By the end of Mahalaya, the work of the potters of Kumartuli is almost over for the year. Devi is ready to move to the thousands of mandaps across the city which would be her provisional abode for the subsequent week before she again leaves for immersion, only to be back the following year. The by-lanes of Kumartuli bear a melancholy guise with vacant studios, some unsold idols and eager faces awaiting the advent of the next autumn when they would again get the opportunity of showcasing this masterful artwork. Most members of the Potters’ families have diversified skills in various other mediums such as, fibre glass, wood, metal, plaster of paris, concrete items, etc. They have to toil round the year on all types of handicraft materials as both the domestic and international markets for all these items are consistently flourishing. Sadly though, 80% of these potters do not have any commitments for remainder of the year except from August to November, which is the Durga Puja season. Rest of the year most of them are involved in very low skilled pursuits like rickshaw pullers, agrarian workhands, and other unskilled labour-oriented activities. Today, there is a drop in the worth of pottery for utility purposes. Instead of earthen jugs or containers people have started using metal or plastic due to their durability. However, demand of pottery for decorative purposes is still on the rise, as the intricate designs of Kumartuli artisans continue to be a subject of admiration thereby helping them to sustain economically beyond the Puja season.
|Lingering Confinement.... Kumartuli|

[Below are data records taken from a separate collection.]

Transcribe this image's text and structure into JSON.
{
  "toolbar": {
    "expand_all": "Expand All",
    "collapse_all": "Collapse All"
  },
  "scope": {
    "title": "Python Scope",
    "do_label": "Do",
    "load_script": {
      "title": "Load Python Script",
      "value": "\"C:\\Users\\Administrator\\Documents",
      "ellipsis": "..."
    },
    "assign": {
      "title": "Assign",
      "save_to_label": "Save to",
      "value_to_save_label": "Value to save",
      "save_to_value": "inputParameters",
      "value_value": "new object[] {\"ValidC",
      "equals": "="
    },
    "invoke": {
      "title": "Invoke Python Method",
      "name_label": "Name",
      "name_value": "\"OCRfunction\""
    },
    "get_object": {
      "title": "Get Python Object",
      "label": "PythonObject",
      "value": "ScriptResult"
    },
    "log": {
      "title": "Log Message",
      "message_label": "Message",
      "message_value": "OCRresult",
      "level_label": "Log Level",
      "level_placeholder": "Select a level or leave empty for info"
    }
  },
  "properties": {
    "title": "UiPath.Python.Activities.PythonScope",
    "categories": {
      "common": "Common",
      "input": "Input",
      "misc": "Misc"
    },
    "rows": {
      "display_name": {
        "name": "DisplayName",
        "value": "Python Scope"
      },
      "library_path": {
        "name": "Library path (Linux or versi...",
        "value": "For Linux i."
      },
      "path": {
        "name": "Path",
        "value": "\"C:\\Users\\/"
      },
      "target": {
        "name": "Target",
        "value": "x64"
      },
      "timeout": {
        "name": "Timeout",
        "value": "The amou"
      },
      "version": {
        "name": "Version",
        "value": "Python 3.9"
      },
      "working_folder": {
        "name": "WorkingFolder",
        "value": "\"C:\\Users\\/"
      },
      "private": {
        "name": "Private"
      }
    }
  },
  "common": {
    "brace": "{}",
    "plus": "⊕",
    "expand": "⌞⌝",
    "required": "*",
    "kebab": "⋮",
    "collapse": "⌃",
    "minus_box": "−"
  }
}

This year the potters have been really hurt hard by the price demon. A sharp rise in prices of raw materials has pegged them back and a mass migration of workers to other, more employee-friendly sectors has left them in shambles. The price of hay, used to stuff the idols, has shot also up from Rs.100 to Rs.180 per bundle. Paint prices have gone up by 20% on an average. Labourers have been leaving Kumartuli in multitudes for the past few years to work in the construction sector, making help extortionately pricey for the artisans. "A spike in Durga Pujas by Bengalis settled in other Indian states and overseas has led to a steep growth in demand for idol-makers," says Babu Pal, General Secretary of Kumartuli Mitishilpi Sanskrito Samity. The increased demand for idols has resulted in higher wages from Rs.250-350 to Rs.500-700 for the labourers. With raw material cost up by 30%, artistes are finding it impossible to control costs. Currently, idol prices vary from Rs.10,000 - Rs.100,000 depending on size and decoration.
|Tagged and Ready to Roll...|
Artisan Workshop, Kumartuli
Kumartuli is situated in Northern part of Kolkata very near to Bagbazar area. For first timers, you can reach Kumartuli by hiring a cab or any public transport and it takes 25 to 30 minutes from Sealdah railway station. Several buses depart from Sealdah and Howrah and also from other places from Kolkata. But my prescription is to take a tour on the heritage tramways which starts from Esplanade terminus and wiggles its way past BBD Bag (Dalhousie Square), Writer's Building, the General Post Office, the Tank Square and the St. Andrews Church. Further it moves northwards and enters the Chitpur Road where it passes through Jorasanko and finally the Kumartuli area. Here you could easily hop off, and explore the numerous artiste studios lined up along the serpentine Banamali Sarkar Street.
|The Long Awaited Journey from Kumartuli to the Temporary Abode at some Kolkata Neighbourhood|
This colony of idol makers has endured a couple of hundred years and has survived numerous hurdles, both social and economic to carve a niche for itself. The artistes have managed to become an integral part of the popular public art exhibitions which Durga Pujas have now developed into. Durga Pujas have metamorphosed and so have the idol making art form. From “Ek Chala” to the currently more extravagant showpieces, Kumartuli has been a witness to everything and yet there is a sense of neglect for these talented craftsmen. But they are determined not to succumb to the diverse set of impediments they have to face each year and that is probably the ultimate advertisement for such a unique community. Kumartuli will continue to entertain in its own arty ways, and carry on the legacy in years to come.